If sharp reductions come to pass, Bob Pronk expects business to be off 25 percent at his wife’s Marshfield store, Green Harbor Bait and Tackle, which he manages. “Rest assured that every tackle store around here will be really affected by this,” he said.


Maggie Mooney-Seus, a spokeswoman for NOAA Fisheries Service, said the New England Fishery Management Council will continue to work for the next several months to finalize catch limits for next year.

The Northeast Seafood Coalition, which represents about 255 large and small fishing businesses, does not want to pit small boats against large ones on the Stellwagen issue, spokesman Nick Brancaleone said. The larger issue is fish stocks, and why, despite years of compliance from fishermen, some stocks are not rebounding as anticipated, he said.

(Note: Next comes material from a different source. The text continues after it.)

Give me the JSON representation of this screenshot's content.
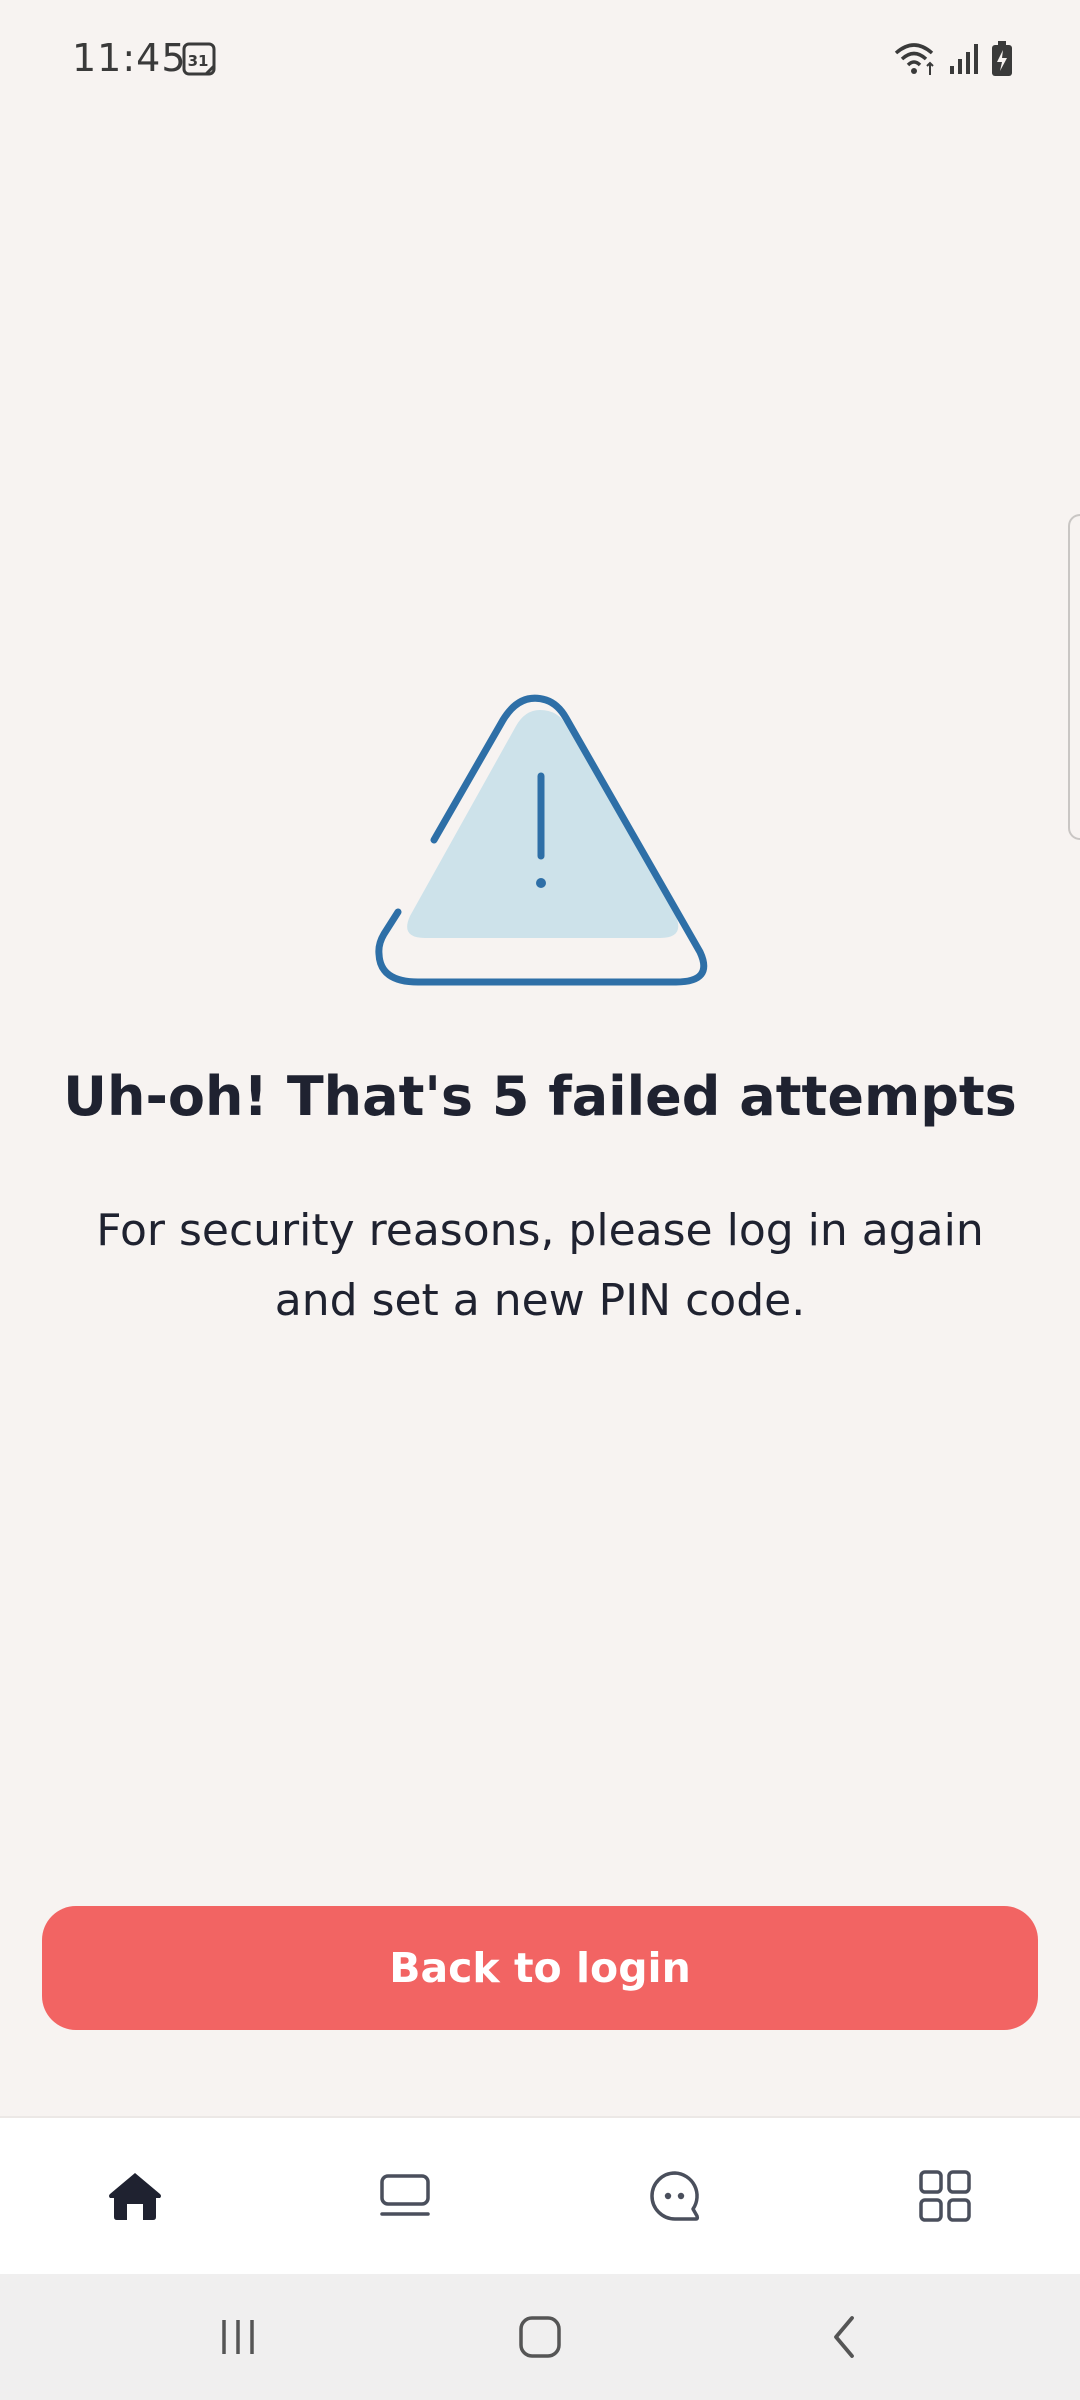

“Everything needs to be put on the table” for a wide-lens discussion of a complex ecosystem, he said. “Ultimately, our position is the whole system needs to be reviewed, and that includes getting better stock assessments.”

The northeast groundfish fishery operates under a catch-share system that went into effect on May 1, 2010. Groups of vessels organized into “sectors” receive shares of the total allowable commercial catch. Many fishermen have criticized the system for putting small operators out of business, saying the buying and selling of shares favors consolidation by large, multivessel operations.

Thomas, of the Environmental Defense Fund, however, said that given the declining fish populations, fishermen would be having an even harder time if they were still under the old days-at-sea rules.

Her organization calls catch shares “the way forward,” saying on its website that the system gives fishermen a stake in sustainability, because if a fish stock goes up, the amount guaranteed to each fisherman goes up, too.

Jennette Barnes can be reached at jennettebarnes@yahoo.com.